“They might find someone unqualified because they haven’t had enough time in the courtroom before they go on the bench, and other bar groups might say that is not as important to them,” Rich said.
There’s no verdict, though, on how voters’ choice to opt out of certain races affects the democratic process.
While some political science experts say the more people that participate the more democratic the outcome, others believe voters should abstain from races they know nothing about.
“We want people to vote, but we also recognize that not everyone has the time and resources to research every candidate and every race,” Miller said.
If voters do want to have any say on which judges fill the Cook County courtrooms, they have to vote in next month’s primary, because Andersen said he expects only three to five legitimate contests between Democratic and Republican judges when it comes time for the general elections in November.
“The primary election is the ball game. The vast majority of judges will be selected in this primary, not the fall election,” he said.
To really affect the judicial outcome, voters have to participate in the Democratic primary, Anderson said, because no Republican has ever been elected countywide to judgeship, at least in decades.
In the 2008 primary, only 12 Republican judges ran for election, all in sub-circuit races. Andersen said a sub-circuit is smaller than a congressional district, with about 400,000 residents. In the same primary, a total of 93 judges ran on the Democratic ballot.
To Evan McKenzie, assistant professor of political science at University of Illinois at Chicago, the current system of electing judges gives the Democratic Party of Cook County total control over the process.

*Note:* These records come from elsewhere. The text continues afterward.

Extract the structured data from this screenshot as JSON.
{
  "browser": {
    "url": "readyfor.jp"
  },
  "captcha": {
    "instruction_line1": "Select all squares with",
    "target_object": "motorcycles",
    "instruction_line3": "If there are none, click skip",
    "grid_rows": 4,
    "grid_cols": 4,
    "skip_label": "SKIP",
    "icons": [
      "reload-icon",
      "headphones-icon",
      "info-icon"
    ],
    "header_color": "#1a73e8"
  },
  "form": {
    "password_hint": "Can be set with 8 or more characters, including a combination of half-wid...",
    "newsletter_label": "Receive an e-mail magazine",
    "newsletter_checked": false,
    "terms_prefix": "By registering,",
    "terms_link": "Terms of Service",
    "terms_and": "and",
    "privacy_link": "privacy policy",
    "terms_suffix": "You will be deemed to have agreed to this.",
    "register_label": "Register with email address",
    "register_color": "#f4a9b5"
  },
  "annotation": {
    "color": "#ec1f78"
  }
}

“If you get the Democratic nomination, which you get by going through a committee of party leaders, you are as good as in,” he said.
McKenzie said that unqualified judges can find their way into the courtroom if they have strong political connections and that merit does not play a big enough role in Cook County.
“We have a system that is capable of being manipulated by our politicians to pick our judges,” he said. “If you are unqualified, I don’t think you should be on the ballot.”